▶ INPUT DATA:
┌────────
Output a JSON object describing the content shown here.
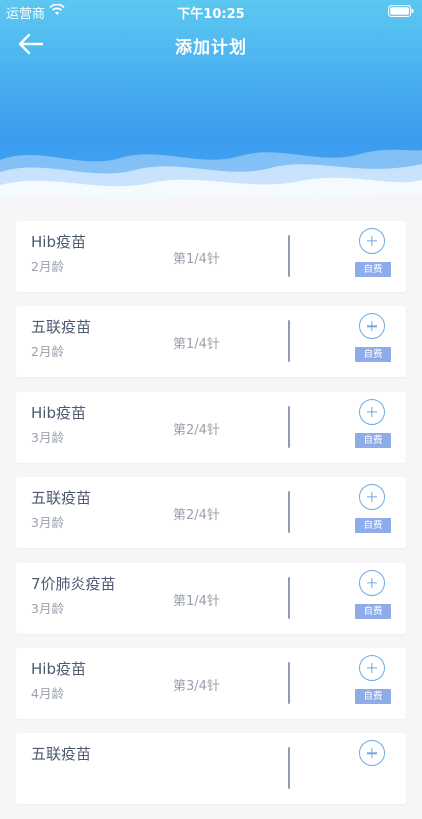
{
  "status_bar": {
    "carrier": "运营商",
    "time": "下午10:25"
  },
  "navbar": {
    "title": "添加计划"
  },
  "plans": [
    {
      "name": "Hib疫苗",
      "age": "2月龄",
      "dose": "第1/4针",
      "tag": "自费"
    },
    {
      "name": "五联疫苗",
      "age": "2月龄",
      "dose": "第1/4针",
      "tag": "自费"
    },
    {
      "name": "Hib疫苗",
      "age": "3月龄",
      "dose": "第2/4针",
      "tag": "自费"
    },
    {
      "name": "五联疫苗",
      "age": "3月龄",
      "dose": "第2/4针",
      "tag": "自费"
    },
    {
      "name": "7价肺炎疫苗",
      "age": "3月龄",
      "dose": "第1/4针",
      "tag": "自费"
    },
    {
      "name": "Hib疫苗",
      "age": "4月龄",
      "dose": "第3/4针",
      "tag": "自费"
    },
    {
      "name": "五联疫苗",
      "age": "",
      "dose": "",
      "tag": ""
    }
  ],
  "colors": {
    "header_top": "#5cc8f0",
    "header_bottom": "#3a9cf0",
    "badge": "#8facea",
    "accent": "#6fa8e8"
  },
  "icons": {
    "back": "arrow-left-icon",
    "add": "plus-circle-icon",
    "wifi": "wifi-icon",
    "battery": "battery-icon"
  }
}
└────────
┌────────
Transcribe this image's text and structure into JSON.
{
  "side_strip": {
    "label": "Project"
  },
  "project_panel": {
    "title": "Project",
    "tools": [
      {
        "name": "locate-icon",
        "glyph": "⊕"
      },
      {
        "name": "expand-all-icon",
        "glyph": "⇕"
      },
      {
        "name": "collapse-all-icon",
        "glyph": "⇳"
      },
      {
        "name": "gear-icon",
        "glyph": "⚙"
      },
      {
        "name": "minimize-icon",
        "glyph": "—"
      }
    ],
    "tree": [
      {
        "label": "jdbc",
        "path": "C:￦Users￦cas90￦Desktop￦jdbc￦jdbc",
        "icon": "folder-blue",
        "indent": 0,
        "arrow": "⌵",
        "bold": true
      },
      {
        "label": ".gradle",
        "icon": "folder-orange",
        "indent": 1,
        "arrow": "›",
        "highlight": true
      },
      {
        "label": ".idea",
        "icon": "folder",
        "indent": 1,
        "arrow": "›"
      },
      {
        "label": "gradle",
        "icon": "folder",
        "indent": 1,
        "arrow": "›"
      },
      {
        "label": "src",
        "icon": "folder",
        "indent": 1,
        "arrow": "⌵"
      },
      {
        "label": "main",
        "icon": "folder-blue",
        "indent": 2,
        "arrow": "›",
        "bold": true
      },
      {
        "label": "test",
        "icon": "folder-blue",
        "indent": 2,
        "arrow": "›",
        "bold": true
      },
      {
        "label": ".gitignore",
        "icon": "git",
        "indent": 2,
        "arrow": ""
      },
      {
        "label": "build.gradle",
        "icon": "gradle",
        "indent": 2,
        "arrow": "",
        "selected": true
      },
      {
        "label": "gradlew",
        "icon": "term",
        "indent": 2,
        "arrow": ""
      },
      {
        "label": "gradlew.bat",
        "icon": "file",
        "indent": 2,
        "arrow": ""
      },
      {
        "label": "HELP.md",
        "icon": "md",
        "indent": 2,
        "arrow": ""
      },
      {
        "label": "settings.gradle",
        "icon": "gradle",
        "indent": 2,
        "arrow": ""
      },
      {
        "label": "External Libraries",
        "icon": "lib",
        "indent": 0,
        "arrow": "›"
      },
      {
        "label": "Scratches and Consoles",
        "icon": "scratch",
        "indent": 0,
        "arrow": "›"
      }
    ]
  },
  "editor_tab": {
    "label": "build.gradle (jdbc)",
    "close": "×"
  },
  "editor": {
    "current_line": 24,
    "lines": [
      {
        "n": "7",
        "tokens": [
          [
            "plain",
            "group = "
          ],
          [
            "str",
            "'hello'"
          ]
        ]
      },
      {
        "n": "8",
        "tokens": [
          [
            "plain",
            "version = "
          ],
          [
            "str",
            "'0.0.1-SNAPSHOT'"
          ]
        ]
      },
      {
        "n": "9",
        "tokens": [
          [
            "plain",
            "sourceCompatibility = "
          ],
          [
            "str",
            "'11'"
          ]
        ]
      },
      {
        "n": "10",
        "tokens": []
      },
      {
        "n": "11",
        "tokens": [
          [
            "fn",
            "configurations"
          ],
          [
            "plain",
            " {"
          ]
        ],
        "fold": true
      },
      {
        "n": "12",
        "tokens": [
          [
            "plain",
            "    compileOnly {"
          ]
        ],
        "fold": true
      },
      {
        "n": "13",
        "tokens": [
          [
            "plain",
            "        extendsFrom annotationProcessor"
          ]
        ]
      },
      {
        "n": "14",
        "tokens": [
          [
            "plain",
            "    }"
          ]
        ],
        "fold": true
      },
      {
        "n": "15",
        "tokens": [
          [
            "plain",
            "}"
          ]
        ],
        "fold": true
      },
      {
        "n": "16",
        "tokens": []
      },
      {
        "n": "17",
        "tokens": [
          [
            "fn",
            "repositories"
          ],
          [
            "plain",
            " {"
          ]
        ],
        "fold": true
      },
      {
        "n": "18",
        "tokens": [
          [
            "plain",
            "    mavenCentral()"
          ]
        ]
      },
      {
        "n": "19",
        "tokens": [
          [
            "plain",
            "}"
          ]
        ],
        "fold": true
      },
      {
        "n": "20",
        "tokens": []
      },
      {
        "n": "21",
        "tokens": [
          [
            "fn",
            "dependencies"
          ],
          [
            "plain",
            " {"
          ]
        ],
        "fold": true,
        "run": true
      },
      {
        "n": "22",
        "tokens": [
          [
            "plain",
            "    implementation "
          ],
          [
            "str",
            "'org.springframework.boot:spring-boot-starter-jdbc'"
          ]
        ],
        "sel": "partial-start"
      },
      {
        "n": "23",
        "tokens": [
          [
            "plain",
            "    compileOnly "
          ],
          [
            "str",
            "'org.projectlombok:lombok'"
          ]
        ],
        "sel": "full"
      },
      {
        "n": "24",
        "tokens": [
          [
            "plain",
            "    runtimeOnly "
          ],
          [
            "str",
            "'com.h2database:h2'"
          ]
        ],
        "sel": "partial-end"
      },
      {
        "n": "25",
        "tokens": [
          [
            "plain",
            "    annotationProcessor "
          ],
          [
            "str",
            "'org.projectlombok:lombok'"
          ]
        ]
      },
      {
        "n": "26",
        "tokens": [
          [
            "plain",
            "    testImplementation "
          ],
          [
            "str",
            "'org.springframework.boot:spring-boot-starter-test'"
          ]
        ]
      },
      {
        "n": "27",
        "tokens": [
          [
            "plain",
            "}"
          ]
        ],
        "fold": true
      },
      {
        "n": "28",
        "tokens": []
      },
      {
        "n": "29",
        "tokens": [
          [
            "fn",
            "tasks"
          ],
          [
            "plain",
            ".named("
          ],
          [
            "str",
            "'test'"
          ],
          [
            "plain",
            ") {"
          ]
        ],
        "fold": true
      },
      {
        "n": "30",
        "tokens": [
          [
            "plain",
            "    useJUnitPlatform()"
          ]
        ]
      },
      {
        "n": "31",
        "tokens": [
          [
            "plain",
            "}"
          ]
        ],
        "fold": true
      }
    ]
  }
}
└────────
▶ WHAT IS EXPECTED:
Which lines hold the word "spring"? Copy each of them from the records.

▶ EXERCISE SOLUTION:
            "'org.springframework.boot:spring-boot-starter-jdbc'"
            "'org.springframework.boot:spring-boot-starter-test'"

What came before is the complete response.